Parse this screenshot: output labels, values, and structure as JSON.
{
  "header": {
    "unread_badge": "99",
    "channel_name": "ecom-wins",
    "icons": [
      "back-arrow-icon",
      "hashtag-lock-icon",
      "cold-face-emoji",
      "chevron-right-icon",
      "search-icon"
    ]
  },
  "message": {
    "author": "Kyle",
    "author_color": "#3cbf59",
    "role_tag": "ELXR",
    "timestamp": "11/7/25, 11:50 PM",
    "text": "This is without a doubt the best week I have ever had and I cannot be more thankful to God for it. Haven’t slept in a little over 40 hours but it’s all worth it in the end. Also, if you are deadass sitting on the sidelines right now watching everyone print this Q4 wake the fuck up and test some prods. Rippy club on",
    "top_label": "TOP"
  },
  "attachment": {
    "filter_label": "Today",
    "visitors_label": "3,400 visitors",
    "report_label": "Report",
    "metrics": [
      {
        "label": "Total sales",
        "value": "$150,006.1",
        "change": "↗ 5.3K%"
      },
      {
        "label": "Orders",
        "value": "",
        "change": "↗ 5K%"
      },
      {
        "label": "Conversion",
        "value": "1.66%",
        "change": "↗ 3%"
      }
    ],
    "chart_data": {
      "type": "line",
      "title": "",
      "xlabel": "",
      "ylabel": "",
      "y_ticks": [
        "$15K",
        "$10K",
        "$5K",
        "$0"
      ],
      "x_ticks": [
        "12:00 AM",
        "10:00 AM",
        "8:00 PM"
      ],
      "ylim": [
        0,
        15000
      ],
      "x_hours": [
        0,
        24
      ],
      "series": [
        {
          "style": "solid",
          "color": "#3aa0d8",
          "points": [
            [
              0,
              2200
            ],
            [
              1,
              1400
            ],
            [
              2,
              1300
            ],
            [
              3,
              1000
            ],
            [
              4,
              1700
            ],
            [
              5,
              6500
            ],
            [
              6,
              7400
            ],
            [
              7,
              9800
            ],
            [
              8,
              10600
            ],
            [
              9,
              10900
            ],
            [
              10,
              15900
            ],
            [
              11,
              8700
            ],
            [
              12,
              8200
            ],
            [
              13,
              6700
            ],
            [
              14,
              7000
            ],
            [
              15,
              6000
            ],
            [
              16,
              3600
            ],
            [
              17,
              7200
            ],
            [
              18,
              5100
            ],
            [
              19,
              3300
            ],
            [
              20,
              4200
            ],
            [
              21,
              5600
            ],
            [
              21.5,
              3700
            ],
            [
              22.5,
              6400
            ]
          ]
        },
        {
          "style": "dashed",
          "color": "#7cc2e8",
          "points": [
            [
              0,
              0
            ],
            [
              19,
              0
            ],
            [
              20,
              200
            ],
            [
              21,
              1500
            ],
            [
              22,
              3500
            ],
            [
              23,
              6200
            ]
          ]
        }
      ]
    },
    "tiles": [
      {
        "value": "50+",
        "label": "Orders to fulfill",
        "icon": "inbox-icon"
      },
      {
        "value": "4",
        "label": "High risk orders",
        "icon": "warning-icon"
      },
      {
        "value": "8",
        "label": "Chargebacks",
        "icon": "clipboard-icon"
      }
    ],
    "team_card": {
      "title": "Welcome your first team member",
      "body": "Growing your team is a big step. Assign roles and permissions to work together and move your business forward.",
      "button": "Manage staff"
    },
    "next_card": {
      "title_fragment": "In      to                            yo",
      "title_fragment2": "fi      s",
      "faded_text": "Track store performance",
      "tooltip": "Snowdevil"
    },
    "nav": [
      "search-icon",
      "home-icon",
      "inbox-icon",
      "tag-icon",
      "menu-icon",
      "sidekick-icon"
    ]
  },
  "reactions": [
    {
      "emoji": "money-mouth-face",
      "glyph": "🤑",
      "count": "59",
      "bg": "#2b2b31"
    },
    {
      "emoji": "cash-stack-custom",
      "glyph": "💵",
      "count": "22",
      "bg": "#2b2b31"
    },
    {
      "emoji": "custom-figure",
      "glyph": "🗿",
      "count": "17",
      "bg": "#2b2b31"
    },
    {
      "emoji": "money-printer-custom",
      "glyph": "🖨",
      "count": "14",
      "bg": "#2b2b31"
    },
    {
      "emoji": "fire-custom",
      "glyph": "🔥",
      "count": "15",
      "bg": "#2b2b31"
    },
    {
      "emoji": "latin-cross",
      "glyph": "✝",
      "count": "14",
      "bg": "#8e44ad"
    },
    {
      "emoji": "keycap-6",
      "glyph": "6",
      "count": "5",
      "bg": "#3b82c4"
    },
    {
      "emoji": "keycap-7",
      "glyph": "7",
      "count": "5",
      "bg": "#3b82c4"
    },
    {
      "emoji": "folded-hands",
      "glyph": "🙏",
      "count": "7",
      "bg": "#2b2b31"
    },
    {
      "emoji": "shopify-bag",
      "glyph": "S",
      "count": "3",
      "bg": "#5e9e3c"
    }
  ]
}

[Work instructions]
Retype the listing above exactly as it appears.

[Solution to this problem]
Parse this screenshot: output labels, values, and structure as JSON.
{
  "header": {
    "unread_badge": "99",
    "channel_name": "ecom-wins",
    "icons": [
      "back-arrow-icon",
      "hashtag-lock-icon",
      "cold-face-emoji",
      "chevron-right-icon",
      "search-icon"
    ]
  },
  "message": {
    "author": "Kyle",
    "author_color": "#3cbf59",
    "role_tag": "ELXR",
    "timestamp": "11/7/25, 11:50 PM",
    "text": "This is without a doubt the best week I have ever had and I cannot be more thankful to God for it. Haven’t slept in a little over 40 hours but it’s all worth it in the end. Also, if you are deadass sitting on the sidelines right now watching everyone print this Q4 wake the fuck up and test some prods. Rippy club on",
    "top_label": "TOP"
  },
  "attachment": {
    "filter_label": "Today",
    "visitors_label": "3,400 visitors",
    "report_label": "Report",
    "metrics": [
      {
        "label": "Total sales",
        "value": "$150,006.1",
        "change": "↗ 5.3K%"
      },
      {
        "label": "Orders",
        "value": "",
        "change": "↗ 5K%"
      },
      {
        "label": "Conversion",
        "value": "1.66%",
        "change": "↗ 3%"
      }
    ],
    "chart_data": {
      "type": "line",
      "title": "",
      "xlabel": "",
      "ylabel": "",
      "y_ticks": [
        "$15K",
        "$10K",
        "$5K",
        "$0"
      ],
      "x_ticks": [
        "12:00 AM",
        "10:00 AM",
        "8:00 PM"
      ],
      "ylim": [
        0,
        15000
      ],
      "x_hours": [
        0,
        24
      ],
      "series": [
        {
          "style": "solid",
          "color": "#3aa0d8",
          "points": [
            [
              0,
              2200
            ],
            [
              1,
              1400
            ],
            [
              2,
              1300
            ],
            [
              3,
              1000
            ],
            [
              4,
              1700
            ],
            [
              5,
              6500
            ],
            [
              6,
              7400
            ],
            [
              7,
              9800
            ],
            [
              8,
              10600
            ],
            [
              9,
              10900
            ],
            [
              10,
              15900
            ],
            [
              11,
              8700
            ],
            [
              12,
              8200
            ],
            [
              13,
              6700
            ],
            [
              14,
              7000
            ],
            [
              15,
              6000
            ],
            [
              16,
              3600
            ],
            [
              17,
              7200
            ],
            [
              18,
              5100
            ],
            [
              19,
              3300
            ],
            [
              20,
              4200
            ],
            [
              21,
              5600
            ],
            [
              21.5,
              3700
            ],
            [
              22.5,
              6400
            ]
          ]
        },
        {
          "style": "dashed",
          "color": "#7cc2e8",
          "points": [
            [
              0,
              0
            ],
            [
              19,
              0
            ],
            [
              20,
              200
            ],
            [
              21,
              1500
            ],
            [
              22,
              3500
            ],
            [
              23,
              6200
            ]
          ]
        }
      ]
    },
    "tiles": [
      {
        "value": "50+",
        "label": "Orders to fulfill",
        "icon": "inbox-icon"
      },
      {
        "value": "4",
        "label": "High risk orders",
        "icon": "warning-icon"
      },
      {
        "value": "8",
        "label": "Chargebacks",
        "icon": "clipboard-icon"
      }
    ],
    "team_card": {
      "title": "Welcome your first team member",
      "body": "Growing your team is a big step. Assign roles and permissions to work together and move your business forward.",
      "button": "Manage staff"
    },
    "next_card": {
      "title_fragment": "In      to                            yo",
      "title_fragment2": "fi      s",
      "faded_text": "Track store performance",
      "tooltip": "Snowdevil"
    },
    "nav": [
      "search-icon",
      "home-icon",
      "inbox-icon",
      "tag-icon",
      "menu-icon",
      "sidekick-icon"
    ]
  },
  "reactions": [
    {
      "emoji": "money-mouth-face",
      "glyph": "🤑",
      "count": "59",
      "bg": "#2b2b31"
    },
    {
      "emoji": "cash-stack-custom",
      "glyph": "💵",
      "count": "22",
      "bg": "#2b2b31"
    },
    {
      "emoji": "custom-figure",
      "glyph": "🗿",
      "count": "17",
      "bg": "#2b2b31"
    },
    {
      "emoji": "money-printer-custom",
      "glyph": "🖨",
      "count": "14",
      "bg": "#2b2b31"
    },
    {
      "emoji": "fire-custom",
      "glyph": "🔥",
      "count": "15",
      "bg": "#2b2b31"
    },
    {
      "emoji": "latin-cross",
      "glyph": "✝",
      "count": "14",
      "bg": "#8e44ad"
    },
    {
      "emoji": "keycap-6",
      "glyph": "6",
      "count": "5",
      "bg": "#3b82c4"
    },
    {
      "emoji": "keycap-7",
      "glyph": "7",
      "count": "5",
      "bg": "#3b82c4"
    },
    {
      "emoji": "folded-hands",
      "glyph": "🙏",
      "count": "7",
      "bg": "#2b2b31"
    },
    {
      "emoji": "shopify-bag",
      "glyph": "S",
      "count": "3",
      "bg": "#5e9e3c"
    }
  ]
}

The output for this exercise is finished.